The Word is Action: Engaging the Bible and Social Justice in memory of Walter Wink

October 20, 2016

In the 21st Century, the work of activists in the field of social justice has become increasingly intersectional. The environmental work of creation care, for example, has become more attentive to and involved with the issues of race and economic justice, rooted in the wisdom of indigenous communities and engaging a rising generation of justice seekers. The work has also become decidedly multi-faith in character and focus.
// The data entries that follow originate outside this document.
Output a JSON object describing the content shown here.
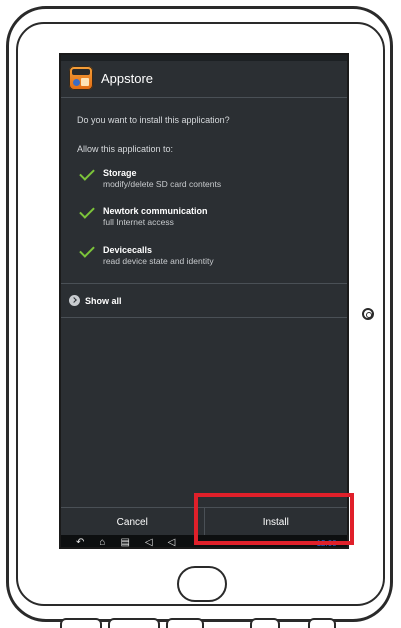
{
  "dialog": {
    "app_name": "Appstore",
    "question": "Do you want to install this application?",
    "allow_label": "Allow this application to:",
    "permissions": [
      {
        "title": "Storage",
        "desc": "modify/delete SD card contents"
      },
      {
        "title": "Newtork communication",
        "desc": "full Internet access"
      },
      {
        "title": "Devicecalls",
        "desc": "read device state and identity"
      }
    ],
    "show_all_label": "Show all",
    "cancel_label": "Cancel",
    "install_label": "Install"
  },
  "navbar": {
    "back_icon": "back-icon",
    "home_icon": "home-icon",
    "recents_icon": "recents-icon",
    "volume_down_icon": "volume-down-icon",
    "volume_up_icon": "volume-up-icon",
    "clock": "12:00"
  },
  "colors": {
    "screen_bg": "#2b2f33",
    "check_green": "#7cc43a",
    "highlight_red": "#e0202a",
    "clock_blue": "#2a64d6"
  }
}
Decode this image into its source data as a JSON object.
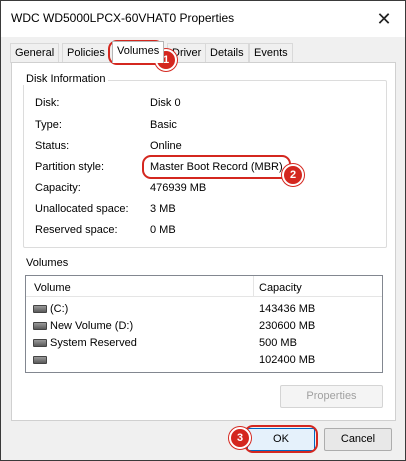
{
  "window": {
    "title": "WDC WD5000LPCX-60VHAT0 Properties",
    "close_glyph": "✕"
  },
  "tabs": [
    {
      "label": "General"
    },
    {
      "label": "Policies"
    },
    {
      "label": "Volumes"
    },
    {
      "label": "Driver"
    },
    {
      "label": "Details"
    },
    {
      "label": "Events"
    }
  ],
  "active_tab": "Volumes",
  "disk_info": {
    "title": "Disk Information",
    "fields": [
      {
        "label": "Disk:",
        "value": "Disk 0"
      },
      {
        "label": "Type:",
        "value": "Basic"
      },
      {
        "label": "Status:",
        "value": "Online"
      },
      {
        "label": "Partition style:",
        "value": "Master Boot Record (MBR)"
      },
      {
        "label": "Capacity:",
        "value": "476939 MB"
      },
      {
        "label": "Unallocated space:",
        "value": "3 MB"
      },
      {
        "label": "Reserved space:",
        "value": "0 MB"
      }
    ]
  },
  "volumes": {
    "title": "Volumes",
    "columns": [
      "Volume",
      "Capacity"
    ],
    "rows": [
      {
        "name": "(C:)",
        "capacity": "143436 MB",
        "icon": "disk-icon"
      },
      {
        "name": "New Volume (D:)",
        "capacity": "230600 MB",
        "icon": "disk-icon"
      },
      {
        "name": "System Reserved",
        "capacity": "500 MB",
        "icon": "disk-icon"
      },
      {
        "name": "",
        "capacity": "102400 MB",
        "icon": "disk-icon"
      }
    ]
  },
  "buttons": {
    "properties": "Properties",
    "ok": "OK",
    "cancel": "Cancel"
  },
  "annotations": {
    "color": "#d4271f",
    "steps": [
      "1",
      "2",
      "3"
    ]
  }
}
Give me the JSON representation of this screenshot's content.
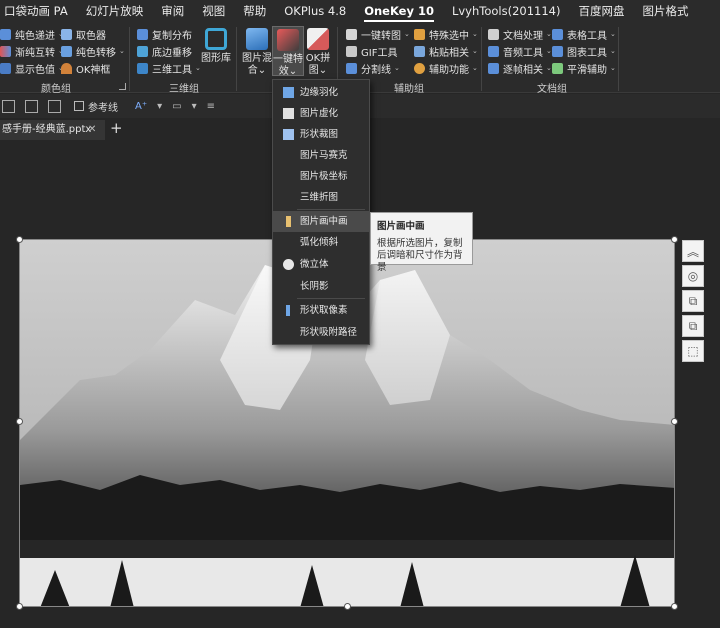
{
  "menubar": {
    "tabs": [
      {
        "label": "口袋动画 PA",
        "active": false
      },
      {
        "label": "幻灯片放映",
        "active": false
      },
      {
        "label": "审阅",
        "active": false
      },
      {
        "label": "视图",
        "active": false
      },
      {
        "label": "帮助",
        "active": false
      },
      {
        "label": "OKPlus 4.8",
        "active": false
      },
      {
        "label": "OneKey 10",
        "active": true
      },
      {
        "label": "LvyhTools(201114)",
        "active": false
      },
      {
        "label": "百度网盘",
        "active": false
      },
      {
        "label": "图片格式",
        "active": false
      }
    ]
  },
  "ribbon": {
    "color_group": {
      "label": "颜色组",
      "buttons": [
        "纯色递进",
        "取色器",
        "渐纯互转",
        "纯色转移",
        "显示色值",
        "OK神框"
      ]
    },
    "three_d_group": {
      "label": "三维组",
      "buttons": [
        "复制分布",
        "底边垂移",
        "三维工具"
      ],
      "big_button": "图形库"
    },
    "image_group": {
      "big_buttons": [
        {
          "label": "图片混合",
          "caret": "⌄"
        },
        {
          "label": "一键特效",
          "caret": "⌄"
        },
        {
          "label": "OK拼图",
          "caret": "⌄"
        }
      ]
    },
    "assist_group": {
      "label": "辅助组",
      "buttons": [
        "一键转图",
        "特殊选中",
        "GIF工具",
        "粘贴相关",
        "分割线",
        "辅助功能"
      ]
    },
    "doc_group": {
      "label": "文档组",
      "buttons": [
        "文档处理",
        "表格工具",
        "音频工具",
        "图表工具",
        "逐帧相关",
        "平滑辅助"
      ]
    }
  },
  "subbar": {
    "ref_line": "参考线"
  },
  "doc_tab": {
    "title": "感手册-经典蓝.pptx",
    "close": "✕",
    "new_tab": "+"
  },
  "dropdown": {
    "items": [
      {
        "label": "边缘羽化",
        "icon": "feather-icon"
      },
      {
        "label": "图片虚化",
        "icon": "blur-icon"
      },
      {
        "label": "形状裁图",
        "icon": "shape-crop-icon"
      },
      {
        "label": "图片马赛克",
        "icon": ""
      },
      {
        "label": "图片极坐标",
        "icon": ""
      },
      {
        "label": "三维折图",
        "icon": ""
      },
      {
        "label": "图片画中画",
        "icon": "pip-icon",
        "hover": true
      },
      {
        "label": "弧化倾斜",
        "icon": ""
      },
      {
        "label": "微立体",
        "icon": "circle-icon"
      },
      {
        "label": "长阴影",
        "icon": ""
      },
      {
        "label": "形状取像素",
        "icon": "pixel-icon"
      },
      {
        "label": "形状吸附路径",
        "icon": ""
      }
    ]
  },
  "tooltip": {
    "title": "图片画中画",
    "body": "根据所选图片，复制后调暗和尺寸作为背景"
  },
  "colors": {
    "background": "#262626",
    "ribbon": "#2b2b2b",
    "menu_hover": "#4a4a4a"
  }
}
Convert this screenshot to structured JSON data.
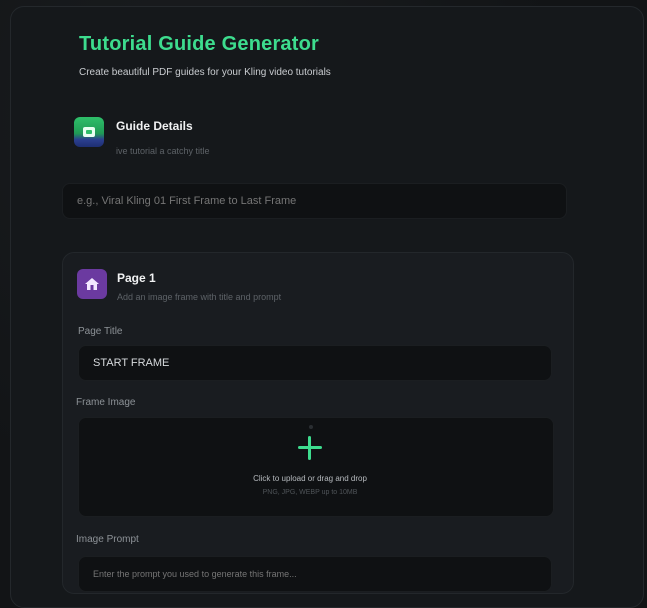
{
  "header": {
    "title": "Tutorial Guide Generator",
    "subtitle": "Create beautiful PDF guides for your Kling video tutorials"
  },
  "guide_details": {
    "title": "Guide Details",
    "subtitle": "ive tutorial a catchy title",
    "title_input": {
      "value": "",
      "placeholder": "e.g., Viral Kling 01 First Frame to Last Frame"
    }
  },
  "page": {
    "title": "Page 1",
    "subtitle": "Add an image frame with title and prompt",
    "page_title_label": "Page Title",
    "page_title_value": "START FRAME",
    "frame_image_label": "Frame Image",
    "upload_text": "Click to upload or drag and drop",
    "upload_hint": "PNG, JPG, WEBP up to 10MB",
    "image_prompt_label": "Image Prompt",
    "image_prompt_placeholder": "Enter the prompt you used to generate this frame..."
  },
  "colors": {
    "accent": "#3ddc8e",
    "page_icon": "#6b3aa0",
    "background": "#121416"
  },
  "icons": {
    "details": "book-icon",
    "page": "home-icon",
    "upload": "plus-icon"
  }
}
Biblical scholarship has become increasingly well grounded in the physical and social sciences, a benchmark of the work of founders of the Center and Library for the Bible and Social Justice. Solidarity in the search for social justice has brought seminary students and faculty back into the streets, and activists have sought to deepen their understanding of the relationship between faith and justice by entering seminaries and graduate programs or writing for broad public consumption.

On occasion religious leaders lift up calls for peace and justice. Here and there the steps of legislatures and courts are also forums for civil society and communities of faith to witness and resist.

And yet, there are few opportunities for a purposeful gathering of scholars and activists to discuss their shared commitments and understanding. Not all who stand in solidarity with calls for social justice consider themselves “activists”. Not all who seek a deeper grounding of their understanding of peace and social justice in scripture and research consider themselves scholars. The academy can seem like an ivory tower full of empty talk; the streets can seem full of noise and desperation without evidence of progress; the occasions for multi-faith exploration is still extremely rare.

The Board of The Center and Library for the Bible and Social Justice represents a cross-section of this world. Their interests and networks span the entire spectrum of work for social justice from scholarship and education to preaching and marching in the streets.  To celebrate the fifth anniversary of CLBSJ they are convening an international conference, October 20th – 22nd 2016 at the Stony Point Center, Stony Point, New York.  You are invited to join us.


Thursday, October 20th

Opening Worship and Music (Warren Cooper)
Welcome to Stony Point Center (Rick Ufford-Chase)
Acknowledgement of Territory (Chief Dwaine Perry) (The Ramapough Lunaape Nation)

Opening Plenary; The Work of Justice in Our Time (Jennifer Henry and Rick Ufford-Chase)
Video Text Video

Friday, October 21

Resisting the Powers

The Moral Mondays Project (Rodney Sadler – via Skype)

Storytelling and Mark, the Gospel of Peace (Tom Boomershine)

The Community of Living Traditions – The Model and the Practice (Panel of CLT members: Susan Smith, Matt Zeltzer, Kitty Ufford-Chase)

Transforming the Powers

The Project of Nonviolence in Islam (Rabia Harris)

The Evil Eye (Jack Elliott)
Video Text

Abusing the Bible: The Case of Deuteronomy 15 (Norman Gottwald)

Demonstration of Contextual Bible Study: Social Justice in Mark 12:38-44 (Matthew Coomber and Crystal Hall)
Video Video

Roundtable: Practical Ideas for Bridging the Scholar/Activist Divide (Sarah Thompson (via Skype) and Rev. Anthony Grimes (via Skype)), Responding: Laura Gottwald, Rabia Terri Harris and Rodney Sadler
Video Video Video

Celebration of the Life, Work and Legacy of Walter Wink (Bill Wylie-Kellermann and June Wink)


Workshops: Creative Powers for Justice

Archives as Sites of Resistance, Liberation and Creativity (Hillel Arnold)
Text Slides

Engaging the Bible for Indigenous Justice (Jennifer Henry)
Video Video

The Arc of the Universe: Quantum Physics and Social Justice (Douglas Bendall)

Active Nonviolence Biblical Scholarship Black Lives Matter CLBSJ Conference creation care indigenous communities intersectionality Shaping Solidarity Social Justice Stony Point Center Walter Wink